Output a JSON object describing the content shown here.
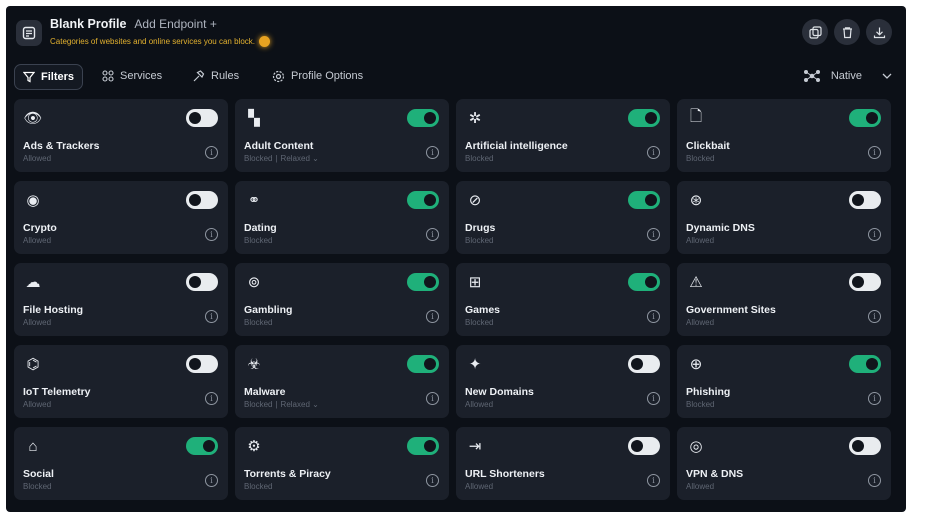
{
  "header": {
    "profile_name": "Blank Profile",
    "add_endpoint": "Add Endpoint +",
    "subtitle": "Categories of websites and online services you can block."
  },
  "toolbar": {
    "filters": "Filters",
    "services": "Services",
    "rules": "Rules",
    "profile_options": "Profile Options",
    "native": "Native"
  },
  "colors": {
    "enabled": "#1fb07a",
    "disabled": "#e9ecef",
    "accent": "#e8a321"
  },
  "categories": [
    {
      "label": "Ads & Trackers",
      "status": "Allowed",
      "extra": "",
      "enabled": false,
      "icon": "eye-icon"
    },
    {
      "label": "Adult Content",
      "status": "Blocked",
      "extra": "Relaxed",
      "enabled": true,
      "icon": "pixels-icon"
    },
    {
      "label": "Artificial intelligence",
      "status": "Blocked",
      "extra": "",
      "enabled": true,
      "icon": "ai-sparkle-icon"
    },
    {
      "label": "Clickbait",
      "status": "Blocked",
      "extra": "",
      "enabled": true,
      "icon": "clickbait-icon"
    },
    {
      "label": "Crypto",
      "status": "Allowed",
      "extra": "",
      "enabled": false,
      "icon": "coin-icon"
    },
    {
      "label": "Dating",
      "status": "Blocked",
      "extra": "",
      "enabled": true,
      "icon": "dating-icon"
    },
    {
      "label": "Drugs",
      "status": "Blocked",
      "extra": "",
      "enabled": true,
      "icon": "pill-icon"
    },
    {
      "label": "Dynamic DNS",
      "status": "Allowed",
      "extra": "",
      "enabled": false,
      "icon": "globe-icon"
    },
    {
      "label": "File Hosting",
      "status": "Allowed",
      "extra": "",
      "enabled": false,
      "icon": "cloud-upload-icon"
    },
    {
      "label": "Gambling",
      "status": "Blocked",
      "extra": "",
      "enabled": true,
      "icon": "roulette-icon"
    },
    {
      "label": "Games",
      "status": "Blocked",
      "extra": "",
      "enabled": true,
      "icon": "gamepad-icon"
    },
    {
      "label": "Government Sites",
      "status": "Allowed",
      "extra": "",
      "enabled": false,
      "icon": "government-icon"
    },
    {
      "label": "IoT Telemetry",
      "status": "Allowed",
      "extra": "",
      "enabled": false,
      "icon": "satellite-dish-icon"
    },
    {
      "label": "Malware",
      "status": "Blocked",
      "extra": "Relaxed",
      "enabled": true,
      "icon": "biohazard-icon"
    },
    {
      "label": "New Domains",
      "status": "Allowed",
      "extra": "",
      "enabled": false,
      "icon": "new-domain-icon"
    },
    {
      "label": "Phishing",
      "status": "Blocked",
      "extra": "",
      "enabled": true,
      "icon": "fishing-net-icon"
    },
    {
      "label": "Social",
      "status": "Blocked",
      "extra": "",
      "enabled": true,
      "icon": "megaphone-icon"
    },
    {
      "label": "Torrents & Piracy",
      "status": "Blocked",
      "extra": "",
      "enabled": true,
      "icon": "torrent-icon"
    },
    {
      "label": "URL Shorteners",
      "status": "Allowed",
      "extra": "",
      "enabled": false,
      "icon": "redirect-icon"
    },
    {
      "label": "VPN & DNS",
      "status": "Allowed",
      "extra": "",
      "enabled": false,
      "icon": "vpn-icon"
    }
  ]
}
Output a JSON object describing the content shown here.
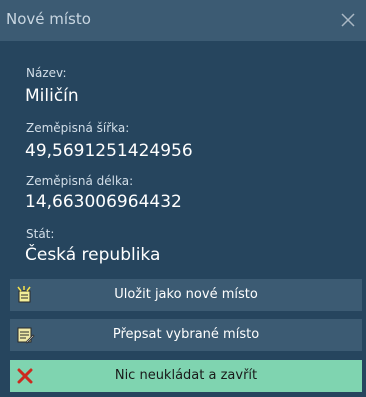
{
  "window": {
    "title": "Nové místo"
  },
  "fields": [
    {
      "label": "Název:",
      "value": "Miličín"
    },
    {
      "label": "Zeměpisná šířka:",
      "value": "49,5691251424956"
    },
    {
      "label": "Zeměpisná délka:",
      "value": "14,663006964432"
    },
    {
      "label": "Stát:",
      "value": "Česká republika"
    }
  ],
  "buttons": {
    "save_new": {
      "label": "Uložit jako nové místo",
      "icon": "save-new-icon"
    },
    "overwrite": {
      "label": "Přepsat vybrané místo",
      "icon": "overwrite-icon"
    },
    "discard": {
      "label": "Nic neukládat a zavřít",
      "icon": "close-x-icon"
    }
  },
  "colors": {
    "window_bg": "#26455e",
    "titlebar_bg": "#3c5b73",
    "button_bg": "#3c5b73",
    "discard_button_bg": "#7fd4b0",
    "discard_icon": "#cc2a1e"
  }
}
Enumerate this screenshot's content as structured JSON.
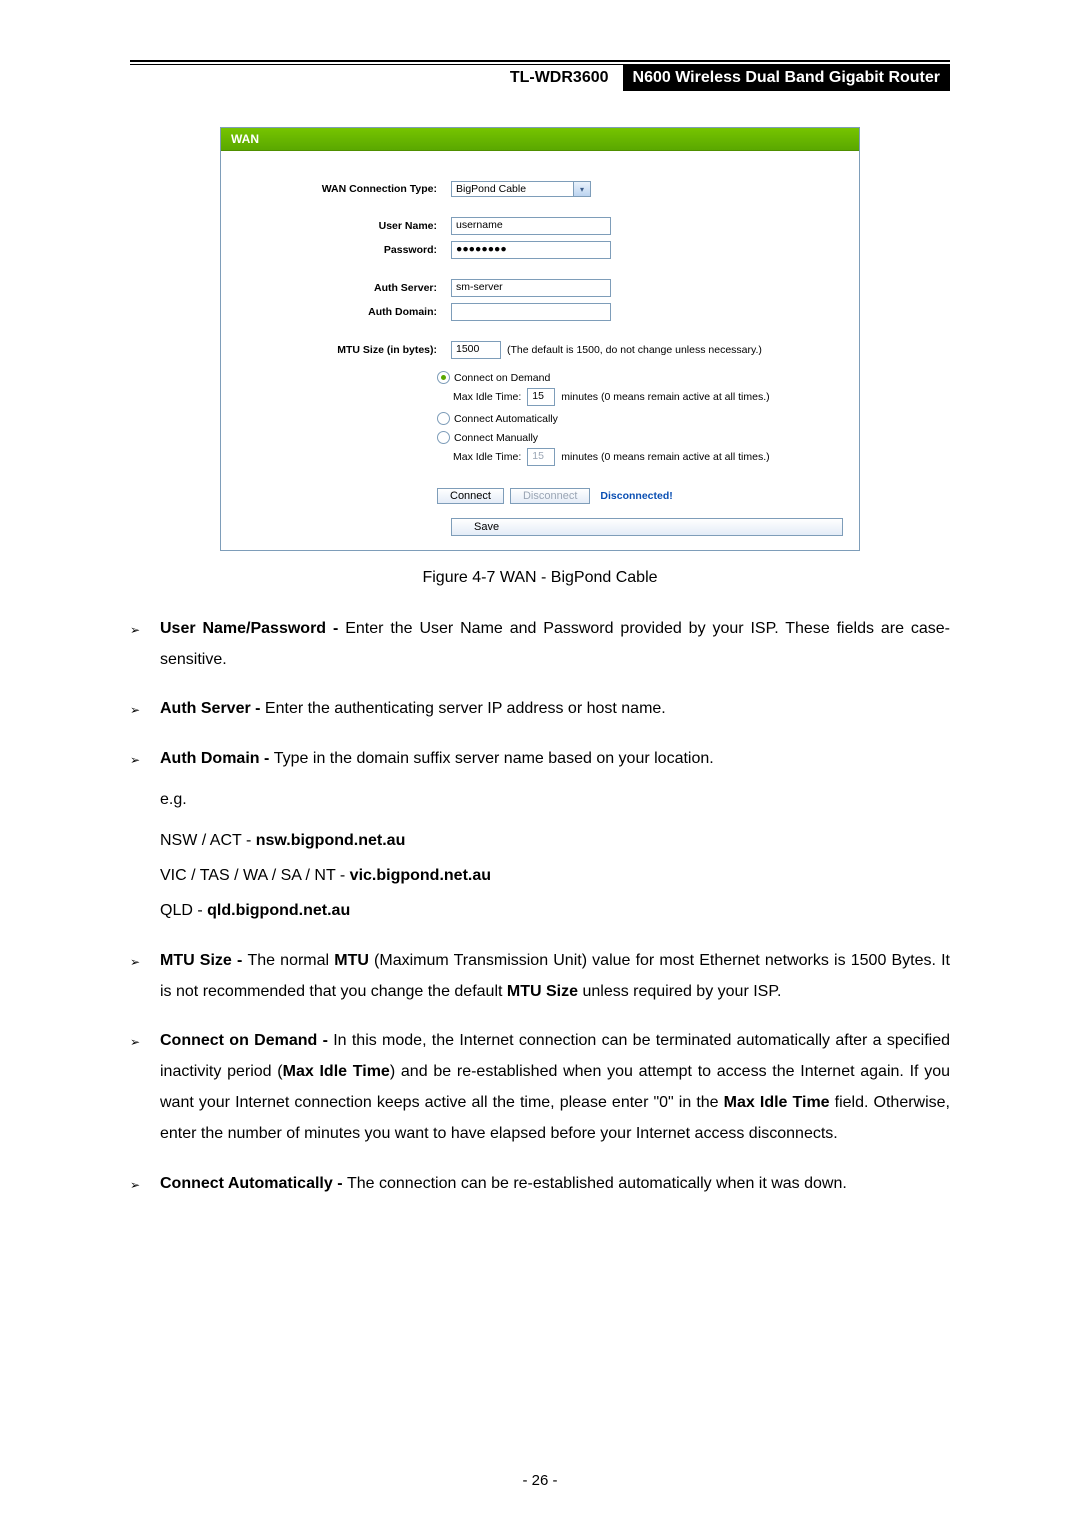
{
  "header": {
    "model": "TL-WDR3600",
    "title": "N600 Wireless Dual Band Gigabit Router"
  },
  "shot": {
    "panel_title": "WAN",
    "rows": {
      "conn_type_label": "WAN Connection Type:",
      "conn_type_value": "BigPond Cable",
      "user_label": "User Name:",
      "user_value": "username",
      "pass_label": "Password:",
      "pass_value": "●●●●●●●●",
      "auth_server_label": "Auth Server:",
      "auth_server_value": "sm-server",
      "auth_domain_label": "Auth Domain:",
      "auth_domain_value": "",
      "mtu_label": "MTU Size (in bytes):",
      "mtu_value": "1500",
      "mtu_hint": "(The default is 1500, do not change unless necessary.)",
      "opt_demand": "Connect on Demand",
      "opt_auto": "Connect Automatically",
      "opt_manual": "Connect Manually",
      "max_idle_label": "Max Idle Time:",
      "max_idle_value1": "15",
      "max_idle_value2": "15",
      "idle_hint": "minutes (0 means remain active at all times.)",
      "btn_connect": "Connect",
      "btn_disconnect": "Disconnect",
      "status": "Disconnected!",
      "btn_save": "Save"
    }
  },
  "caption": "Figure 4-7 WAN - BigPond Cable",
  "defs": {
    "d1a": "User Name/Password - ",
    "d1b": "Enter the User Name and Password provided by your ISP. These fields are case-sensitive.",
    "d2a": "Auth Server - ",
    "d2b": "Enter the authenticating server IP address or host name.",
    "d3a": "Auth Domain - ",
    "d3b": "Type in the domain suffix server name based on your location.",
    "eg": "e.g.",
    "l1a": "NSW / ACT - ",
    "l1b": "nsw.bigpond.net.au",
    "l2a": "VIC / TAS / WA / SA / NT - ",
    "l2b": "vic.bigpond.net.au",
    "l3a": "QLD - ",
    "l3b": "qld.bigpond.net.au",
    "d4a": "MTU Size - ",
    "d4b1": "The normal ",
    "d4b2": "MTU",
    "d4b3": " (Maximum Transmission Unit) value for most Ethernet networks is 1500 Bytes. It is not recommended that you change the default ",
    "d4b4": "MTU Size",
    "d4b5": " unless required by your ISP.",
    "d5a": "Connect on Demand - ",
    "d5b1": "In this mode, the Internet connection can be terminated automatically after a specified inactivity period (",
    "d5b2": "Max Idle Time",
    "d5b3": ") and be re-established when you attempt to access the Internet again. If you want your Internet connection keeps active all the time, please enter \"0\" in the ",
    "d5b4": "Max Idle Time",
    "d5b5": " field. Otherwise, enter the number of minutes you want to have elapsed before your Internet access disconnects.",
    "d6a": "Connect Automatically - ",
    "d6b": "The connection can be re-established automatically when it was down."
  },
  "page_number": "- 26 -"
}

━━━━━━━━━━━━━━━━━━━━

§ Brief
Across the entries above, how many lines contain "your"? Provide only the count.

§ Written solution
5